The adoption of new technologies will obviously play a big role here, as keynote speakers and futurists often note. As with many other fields, advances in automation, machine learning, and the Internet of Things (IoT) are transforming the way we approach these tasks. For example, smart waste bins equipped with sensors can monitor and optimize waste collection routes, reducing the number of trips and saving fuel. Similarly, machine learning algorithms can help predict waste generation patterns, allowing for better planning and resource allocation.

A greater focus on circular economy principles is also coming into play. Instead of the traditional “take-make-dispose” model of resource use, a circular economy aims to keep materials in use for as long as possible, minimizing waste and maximizing value. This approach could involve everything from reusing wastewater for irrigation to creating new products from recycled waste materials.

One of the most pressing challenges facing sanitation and waste management in the coming years is the issue of plastic waste, after all. Plastics are among the most prevalent and persistent types of waste, posing a significant threat to marine ecosystems and human health. In response, we’re likely to see a range of new technologies and initiatives aimed at reducing plastic waste. For example, biodegradable plastics that can break down naturally in the environment may become more widely used, while initiatives like plastic bans and taxes could help reduce plastic use altogether.

The issue of electronic waste (e-waste) is also becoming a growing concern. As more and more consumer electronics, gadgets, and high-tech devices are manufactured and disposed of each year, finding sustainable ways to manage e-waste is critical. In the future, bank on a growing range of new recycling technologies and initiatives aimed at recovering valuable materials from discarded electronics and minimizing the environmental impact of e-waste.

The increased use of decentralized systems is anticipated as coming as well. Instead of relying on large, centralized waste management facilities, decentralized systems can provide localized solutions that are more adaptable and responsive to local needs. For example, decentralized wastewater treatment systems can help provide clean water in areas where centralized systems aren’t feasible or cost-effective.

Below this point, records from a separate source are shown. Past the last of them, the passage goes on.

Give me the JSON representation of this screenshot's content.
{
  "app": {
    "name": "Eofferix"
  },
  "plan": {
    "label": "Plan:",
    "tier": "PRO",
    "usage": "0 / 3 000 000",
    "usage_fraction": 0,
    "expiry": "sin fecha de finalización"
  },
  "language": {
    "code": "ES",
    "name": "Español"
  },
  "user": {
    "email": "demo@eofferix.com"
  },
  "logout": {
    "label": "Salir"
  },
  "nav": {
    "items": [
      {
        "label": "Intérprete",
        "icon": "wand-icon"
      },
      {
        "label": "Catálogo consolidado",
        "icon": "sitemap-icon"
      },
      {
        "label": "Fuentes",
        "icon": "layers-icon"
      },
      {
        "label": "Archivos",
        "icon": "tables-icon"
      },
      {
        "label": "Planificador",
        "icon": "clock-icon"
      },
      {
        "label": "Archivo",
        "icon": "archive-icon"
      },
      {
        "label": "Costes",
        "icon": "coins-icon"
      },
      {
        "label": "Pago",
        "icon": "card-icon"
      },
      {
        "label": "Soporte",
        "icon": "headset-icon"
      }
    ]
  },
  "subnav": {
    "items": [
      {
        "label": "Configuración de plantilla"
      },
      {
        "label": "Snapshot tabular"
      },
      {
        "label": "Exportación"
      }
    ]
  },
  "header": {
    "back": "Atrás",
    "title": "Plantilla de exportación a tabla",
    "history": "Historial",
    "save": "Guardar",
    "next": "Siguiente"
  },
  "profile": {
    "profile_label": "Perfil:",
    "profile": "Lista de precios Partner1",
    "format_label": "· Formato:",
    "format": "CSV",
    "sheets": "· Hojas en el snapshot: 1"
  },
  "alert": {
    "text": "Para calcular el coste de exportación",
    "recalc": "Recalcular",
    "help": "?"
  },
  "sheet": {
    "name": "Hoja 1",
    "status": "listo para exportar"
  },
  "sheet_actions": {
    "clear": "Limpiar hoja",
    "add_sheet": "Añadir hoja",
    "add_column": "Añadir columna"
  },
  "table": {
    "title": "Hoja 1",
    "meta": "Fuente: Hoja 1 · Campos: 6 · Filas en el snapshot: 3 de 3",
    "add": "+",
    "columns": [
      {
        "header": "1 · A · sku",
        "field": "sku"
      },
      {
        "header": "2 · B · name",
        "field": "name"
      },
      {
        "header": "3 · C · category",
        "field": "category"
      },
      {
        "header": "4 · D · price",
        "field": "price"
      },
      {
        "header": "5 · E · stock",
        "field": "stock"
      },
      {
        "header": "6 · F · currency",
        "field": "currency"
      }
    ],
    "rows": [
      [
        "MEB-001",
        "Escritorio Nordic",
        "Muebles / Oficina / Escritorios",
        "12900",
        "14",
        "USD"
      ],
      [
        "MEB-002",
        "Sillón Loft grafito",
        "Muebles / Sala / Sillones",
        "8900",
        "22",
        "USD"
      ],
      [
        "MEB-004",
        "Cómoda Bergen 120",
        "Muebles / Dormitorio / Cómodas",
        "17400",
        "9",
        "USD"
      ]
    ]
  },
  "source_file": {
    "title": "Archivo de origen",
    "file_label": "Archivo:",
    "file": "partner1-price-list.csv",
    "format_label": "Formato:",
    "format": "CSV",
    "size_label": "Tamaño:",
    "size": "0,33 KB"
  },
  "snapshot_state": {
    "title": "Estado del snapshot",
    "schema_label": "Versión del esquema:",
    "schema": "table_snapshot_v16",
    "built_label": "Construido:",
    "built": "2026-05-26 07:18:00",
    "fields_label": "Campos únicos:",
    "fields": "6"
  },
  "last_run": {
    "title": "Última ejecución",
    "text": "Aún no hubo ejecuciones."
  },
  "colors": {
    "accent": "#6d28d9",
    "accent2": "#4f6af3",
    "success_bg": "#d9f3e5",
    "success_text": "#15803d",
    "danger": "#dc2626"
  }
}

Overall, the future of sanitation and waste management is likely to be defined by a range of new developments. From new technologies and strategies to changes in how they do business, firms in the industry will face many changes as they look to the coming months.